[Exercise aim]: After reading the data below, copy out every line that contains the word "Faster".

╭─ Record set

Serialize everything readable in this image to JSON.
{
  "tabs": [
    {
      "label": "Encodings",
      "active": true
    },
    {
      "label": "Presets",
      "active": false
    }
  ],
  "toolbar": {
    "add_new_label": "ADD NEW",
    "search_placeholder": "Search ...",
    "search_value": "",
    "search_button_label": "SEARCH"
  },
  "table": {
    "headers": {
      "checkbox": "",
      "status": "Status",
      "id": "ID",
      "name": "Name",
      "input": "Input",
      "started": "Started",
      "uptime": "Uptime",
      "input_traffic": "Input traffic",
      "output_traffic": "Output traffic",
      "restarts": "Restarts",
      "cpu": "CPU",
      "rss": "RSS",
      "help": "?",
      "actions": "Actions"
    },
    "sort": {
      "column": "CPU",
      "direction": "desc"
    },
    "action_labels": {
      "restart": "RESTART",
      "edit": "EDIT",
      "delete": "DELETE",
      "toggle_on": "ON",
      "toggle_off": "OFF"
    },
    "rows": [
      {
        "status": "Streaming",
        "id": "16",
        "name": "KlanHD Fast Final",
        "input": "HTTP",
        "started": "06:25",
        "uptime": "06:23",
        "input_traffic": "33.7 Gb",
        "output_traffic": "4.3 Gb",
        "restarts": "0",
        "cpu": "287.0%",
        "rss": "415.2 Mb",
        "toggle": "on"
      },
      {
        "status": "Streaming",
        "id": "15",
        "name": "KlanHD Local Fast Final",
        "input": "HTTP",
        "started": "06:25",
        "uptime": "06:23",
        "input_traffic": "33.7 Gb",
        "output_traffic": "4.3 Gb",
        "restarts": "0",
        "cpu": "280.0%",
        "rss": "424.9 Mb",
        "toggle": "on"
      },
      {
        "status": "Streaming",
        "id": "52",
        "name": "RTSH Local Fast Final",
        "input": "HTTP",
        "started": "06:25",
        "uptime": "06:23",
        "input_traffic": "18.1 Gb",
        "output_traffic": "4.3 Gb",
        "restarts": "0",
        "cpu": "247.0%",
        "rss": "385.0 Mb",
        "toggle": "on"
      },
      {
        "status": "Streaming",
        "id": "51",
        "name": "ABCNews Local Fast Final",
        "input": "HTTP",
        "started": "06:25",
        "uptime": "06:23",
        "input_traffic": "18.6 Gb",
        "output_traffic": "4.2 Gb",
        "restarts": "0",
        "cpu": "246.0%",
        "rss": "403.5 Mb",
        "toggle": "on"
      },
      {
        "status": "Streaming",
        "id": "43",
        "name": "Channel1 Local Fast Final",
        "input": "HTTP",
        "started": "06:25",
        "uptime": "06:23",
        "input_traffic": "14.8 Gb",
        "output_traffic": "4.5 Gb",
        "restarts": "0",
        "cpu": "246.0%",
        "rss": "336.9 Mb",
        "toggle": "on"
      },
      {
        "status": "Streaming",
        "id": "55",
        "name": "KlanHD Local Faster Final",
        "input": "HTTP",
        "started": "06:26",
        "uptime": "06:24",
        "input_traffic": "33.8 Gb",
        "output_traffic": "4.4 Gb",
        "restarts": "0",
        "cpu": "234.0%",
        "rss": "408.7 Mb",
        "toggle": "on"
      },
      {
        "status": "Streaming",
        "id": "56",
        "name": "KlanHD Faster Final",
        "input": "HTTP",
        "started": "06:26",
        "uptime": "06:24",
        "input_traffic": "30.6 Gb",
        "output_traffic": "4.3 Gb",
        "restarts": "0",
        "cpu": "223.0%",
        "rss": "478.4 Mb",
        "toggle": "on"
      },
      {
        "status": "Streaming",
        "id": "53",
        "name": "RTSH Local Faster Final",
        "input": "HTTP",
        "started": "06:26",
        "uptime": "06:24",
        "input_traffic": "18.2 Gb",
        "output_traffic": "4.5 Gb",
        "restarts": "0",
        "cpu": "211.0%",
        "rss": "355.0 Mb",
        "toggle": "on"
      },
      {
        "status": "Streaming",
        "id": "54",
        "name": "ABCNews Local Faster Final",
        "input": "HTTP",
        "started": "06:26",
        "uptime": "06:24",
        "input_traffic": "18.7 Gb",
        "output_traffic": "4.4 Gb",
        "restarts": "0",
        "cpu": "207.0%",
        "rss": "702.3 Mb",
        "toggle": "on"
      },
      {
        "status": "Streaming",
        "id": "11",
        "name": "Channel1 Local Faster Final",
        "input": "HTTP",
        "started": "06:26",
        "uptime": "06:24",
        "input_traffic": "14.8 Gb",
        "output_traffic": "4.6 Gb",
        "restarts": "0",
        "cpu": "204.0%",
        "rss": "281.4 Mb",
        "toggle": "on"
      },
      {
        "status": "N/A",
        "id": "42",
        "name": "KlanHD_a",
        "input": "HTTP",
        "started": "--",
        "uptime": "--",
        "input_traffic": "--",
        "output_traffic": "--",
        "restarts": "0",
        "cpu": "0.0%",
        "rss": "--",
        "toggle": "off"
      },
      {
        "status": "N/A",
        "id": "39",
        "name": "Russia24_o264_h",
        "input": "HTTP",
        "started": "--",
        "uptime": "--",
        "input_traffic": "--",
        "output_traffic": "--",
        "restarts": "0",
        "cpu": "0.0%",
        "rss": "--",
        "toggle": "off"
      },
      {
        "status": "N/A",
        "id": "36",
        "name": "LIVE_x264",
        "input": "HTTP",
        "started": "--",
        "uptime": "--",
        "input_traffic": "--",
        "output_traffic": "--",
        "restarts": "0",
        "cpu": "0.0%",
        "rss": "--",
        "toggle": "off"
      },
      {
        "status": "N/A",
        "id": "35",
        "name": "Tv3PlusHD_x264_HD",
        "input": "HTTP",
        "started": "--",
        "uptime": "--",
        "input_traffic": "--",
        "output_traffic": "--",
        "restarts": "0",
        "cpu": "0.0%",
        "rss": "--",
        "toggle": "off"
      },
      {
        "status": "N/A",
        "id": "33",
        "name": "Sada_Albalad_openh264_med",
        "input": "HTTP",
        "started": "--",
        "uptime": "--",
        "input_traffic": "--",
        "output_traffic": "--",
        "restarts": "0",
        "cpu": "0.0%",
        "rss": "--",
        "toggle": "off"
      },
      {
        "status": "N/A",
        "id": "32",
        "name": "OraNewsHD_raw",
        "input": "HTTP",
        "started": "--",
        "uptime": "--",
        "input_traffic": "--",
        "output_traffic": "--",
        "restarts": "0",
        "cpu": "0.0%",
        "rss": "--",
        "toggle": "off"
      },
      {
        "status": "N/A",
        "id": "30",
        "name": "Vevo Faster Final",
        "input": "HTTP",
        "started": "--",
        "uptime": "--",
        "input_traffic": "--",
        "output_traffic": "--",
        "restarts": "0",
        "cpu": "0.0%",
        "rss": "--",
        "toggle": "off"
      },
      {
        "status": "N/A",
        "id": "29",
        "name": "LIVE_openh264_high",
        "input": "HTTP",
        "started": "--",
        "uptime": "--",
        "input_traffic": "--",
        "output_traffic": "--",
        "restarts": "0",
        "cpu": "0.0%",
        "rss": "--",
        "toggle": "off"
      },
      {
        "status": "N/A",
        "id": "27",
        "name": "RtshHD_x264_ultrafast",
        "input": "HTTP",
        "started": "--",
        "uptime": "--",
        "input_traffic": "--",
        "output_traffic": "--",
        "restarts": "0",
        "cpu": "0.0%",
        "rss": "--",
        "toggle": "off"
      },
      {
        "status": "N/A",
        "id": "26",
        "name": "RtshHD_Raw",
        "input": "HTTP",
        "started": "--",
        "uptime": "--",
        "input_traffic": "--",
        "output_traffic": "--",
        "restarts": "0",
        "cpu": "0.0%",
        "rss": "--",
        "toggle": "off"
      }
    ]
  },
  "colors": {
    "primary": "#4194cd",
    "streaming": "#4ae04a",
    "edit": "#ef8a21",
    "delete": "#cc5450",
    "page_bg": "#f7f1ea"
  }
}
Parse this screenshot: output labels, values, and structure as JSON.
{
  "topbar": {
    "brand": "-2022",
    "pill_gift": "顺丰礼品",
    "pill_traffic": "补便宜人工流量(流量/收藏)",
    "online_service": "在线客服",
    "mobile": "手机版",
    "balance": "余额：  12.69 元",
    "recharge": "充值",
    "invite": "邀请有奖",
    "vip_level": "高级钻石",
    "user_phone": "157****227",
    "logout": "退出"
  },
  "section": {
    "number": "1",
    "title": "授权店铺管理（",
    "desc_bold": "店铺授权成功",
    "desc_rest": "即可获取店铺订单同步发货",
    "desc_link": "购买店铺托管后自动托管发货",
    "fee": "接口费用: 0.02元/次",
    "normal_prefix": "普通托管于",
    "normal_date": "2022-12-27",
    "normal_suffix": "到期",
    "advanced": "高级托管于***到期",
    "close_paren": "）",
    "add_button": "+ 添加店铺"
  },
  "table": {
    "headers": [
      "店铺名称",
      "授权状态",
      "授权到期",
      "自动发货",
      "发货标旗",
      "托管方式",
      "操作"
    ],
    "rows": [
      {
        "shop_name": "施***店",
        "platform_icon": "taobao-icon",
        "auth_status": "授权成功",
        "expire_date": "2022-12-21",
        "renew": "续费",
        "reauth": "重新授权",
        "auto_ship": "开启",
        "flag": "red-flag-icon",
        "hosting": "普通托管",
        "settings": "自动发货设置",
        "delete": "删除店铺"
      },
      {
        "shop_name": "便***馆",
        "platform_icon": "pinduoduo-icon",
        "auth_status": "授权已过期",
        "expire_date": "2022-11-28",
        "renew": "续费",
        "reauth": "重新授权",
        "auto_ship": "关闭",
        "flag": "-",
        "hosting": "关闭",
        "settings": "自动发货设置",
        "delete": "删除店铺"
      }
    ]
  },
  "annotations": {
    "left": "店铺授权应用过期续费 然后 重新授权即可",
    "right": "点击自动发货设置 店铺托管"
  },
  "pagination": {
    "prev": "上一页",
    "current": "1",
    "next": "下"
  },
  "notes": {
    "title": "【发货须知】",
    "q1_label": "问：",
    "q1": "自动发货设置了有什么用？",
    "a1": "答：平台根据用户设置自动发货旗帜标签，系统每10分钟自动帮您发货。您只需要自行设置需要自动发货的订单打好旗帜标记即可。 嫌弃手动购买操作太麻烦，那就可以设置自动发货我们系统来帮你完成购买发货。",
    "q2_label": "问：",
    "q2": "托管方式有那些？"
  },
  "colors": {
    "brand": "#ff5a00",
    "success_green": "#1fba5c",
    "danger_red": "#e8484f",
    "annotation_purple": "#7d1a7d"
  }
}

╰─

[Result of the exercise]:
        "name": "KlanHD Local Faster Final",
        "name": "KlanHD Faster Final",
        "name": "RTSH Local Faster Final",
        "name": "ABCNews Local Faster Final",
        "name": "Channel1 Local Faster Final",
        "name": "Vevo Faster Final",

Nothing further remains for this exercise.